Eventually won the third-most games in league history, 14
division titles, five conference crowns and two Super Bowls.

MARION CAMPBELL, Falcons, Eagles, Falcons
Games It Took to Lose 50: 75 (24-50-1), Career Record: 34-80-1
In six seasons with the Falcons, who fired him after a 6-19
stint, then rehired him 11 years later, he finished last three

DAN HENNING, Falcons, Chargers
Games It Took to Lose 50: 77 (26-50-1), Career Record: 38-73-1
Attended same high school (Brooklyn's St. Francis Prep) as Vince
Lombardi, who lost only 35 games in his entire career.



Through Week 7 the name of Seahawks running back Chris Warren is
nowhere to be found in the statistical ranking of top AFC
rushers. Running behind a patchwork offensive line that has been
revamped for the ninth straight season, Warren has rushed for
only 250 yards as Seattle has gotten off to a 2-4 start. He is
on pace to gain a total of 667 yards this year. Is this the same
Chris Warren who rushed for at least 1,000 yards in each of the
past four seasons?

"It seems unrealistic," Warren says of his yardage. "It looks
like a misprint in the paper."

Meanwhile, Steelers back Jerome Bettis, who became expendable
after gaining only 637 yards with the Rams in '95, now runs
behind a better offensive line and after six games has nearly
matched last year's rushing total, with 633 yards.
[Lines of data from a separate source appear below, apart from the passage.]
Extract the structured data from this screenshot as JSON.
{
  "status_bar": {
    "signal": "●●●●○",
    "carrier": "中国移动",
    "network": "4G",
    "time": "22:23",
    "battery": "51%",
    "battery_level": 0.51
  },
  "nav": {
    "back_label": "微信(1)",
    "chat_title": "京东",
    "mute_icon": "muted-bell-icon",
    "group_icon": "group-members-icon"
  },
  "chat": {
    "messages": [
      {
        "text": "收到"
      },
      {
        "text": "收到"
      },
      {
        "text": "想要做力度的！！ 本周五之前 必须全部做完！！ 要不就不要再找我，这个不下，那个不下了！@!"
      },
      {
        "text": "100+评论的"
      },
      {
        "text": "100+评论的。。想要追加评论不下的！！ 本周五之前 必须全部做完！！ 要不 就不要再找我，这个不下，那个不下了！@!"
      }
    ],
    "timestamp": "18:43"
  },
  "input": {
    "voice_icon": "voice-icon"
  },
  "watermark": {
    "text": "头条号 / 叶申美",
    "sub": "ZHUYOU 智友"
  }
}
Bettis understands Warren's plight and knows that a good line
means everything to a running back. "Chris hasn't become a
terrible back all of a sudden," says Bettis. Here's the
statistical tale of two backs going in opposite directions.
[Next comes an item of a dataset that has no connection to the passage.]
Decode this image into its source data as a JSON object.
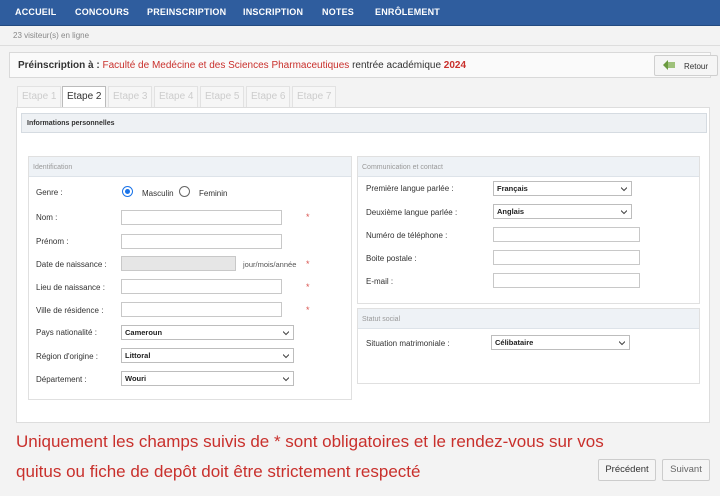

Avg. yds. NFL Yards per
per carry rank* game

Warren 4.3 10 84.1
Bettis 3.5 38 42.5

Avg. yds. NFL Yards per
per carry rank[**] game

[Warren] 3.0 30 41.7
[Bettis] 4.6 9 105.5
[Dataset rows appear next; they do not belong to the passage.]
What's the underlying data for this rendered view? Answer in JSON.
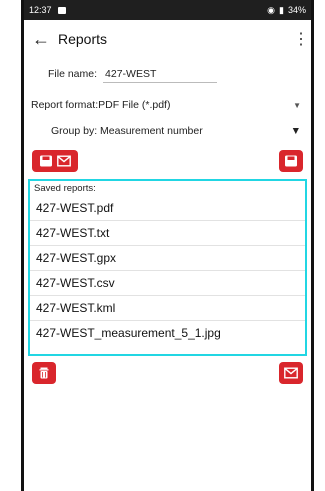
{
  "statusbar": {
    "time": "12:37",
    "battery": "34%"
  },
  "header": {
    "title": "Reports"
  },
  "form": {
    "filename_label": "File name:",
    "filename_value": "427-WEST",
    "format_text": "Report format:PDF File (*.pdf)",
    "group_text": "Group by: Measurement number"
  },
  "saved": {
    "header": "Saved reports:",
    "items": [
      "427-WEST.pdf",
      "427-WEST.txt",
      "427-WEST.gpx",
      "427-WEST.csv",
      "427-WEST.kml",
      "427-WEST_measurement_5_1.jpg"
    ]
  },
  "colors": {
    "accent": "#d9262c",
    "highlight": "#21d6e3"
  },
  "icons": {
    "save": "save-icon",
    "mail": "mail-icon",
    "delete": "trash-icon",
    "back": "back-arrow-icon",
    "menu": "kebab-icon"
  }
}
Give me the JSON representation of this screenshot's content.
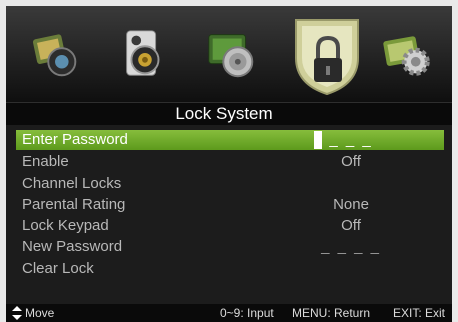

* Minimum of 100 carries [**] Minimum of 38 carries


The Steelers' Bill Cowher, who began his career as a coach on
the same day (Sept. 6, 1992) as the Bengals' David Shula (chart,
left), has as many career wins (51) as Shula has losses after
Pittsburgh's 20-10 defeat of Cincinnati on Sunday....In the
last two drafts the Jets have used the ninth and first overall
picks on tight end Kyle Brady and wide receiver Keyshawn
Johnson, respectively. Brady has only two catches this year, and
Johnson, who has been injured the last two games, has 21.
Meanwhile Wayne Chrebet, an undrafted free agent out of Division
I-AA Hofstra, who caught 66 passes in 1995, has hauled in 40,
including 12 in New York's 21-17 loss at Jacksonville on Sunday.
Among AFC receivers only Tim Brown of the Raiders, with 43, has
more receptions....The Redskins are 14 for 14 in the red zone
this year, with 10 touchdowns and four field goals, but they
entered Sunday's game at New England with the league's
26th-rated defense, a misleading figure. Although it had been
allowing 344 yards per outing, Washington's D was yielding a
league-low 11.2 points a game. The Patriots gained 382 yards and
scored 22 points against the Skins but still lost 27-22....
Panthers linebacker Lamar Lathon is the game's hottest pass
rusher of late, having collected 121/2 sacks in his last 12
games. Meanwhile Carolina running back Anthony Johnson has more
than filled in for the injured Tshimanga Biakabutuka. Johnson, a
seventh-year back out of Notre Dame, ran for 126 yards, his
second straight 100-yard performance, in the Panthers' 45-13 win
over the Rams....Eagles kicker Gary Anderson, 37, who was 0 for
5 on field goal attempts of 45 yards or more last year, kicked
four field goals in Philadelphia's 19-10 defeat of the Giants
and is 3 for 3 from beyond the 45 this year....Each week the
NFL selects an offensive and defensive Player of the Week from
both the AFC and the NFC. The Broncos, the league's top-rated
offensive team, has failed to have a single player win offensive

--John Walters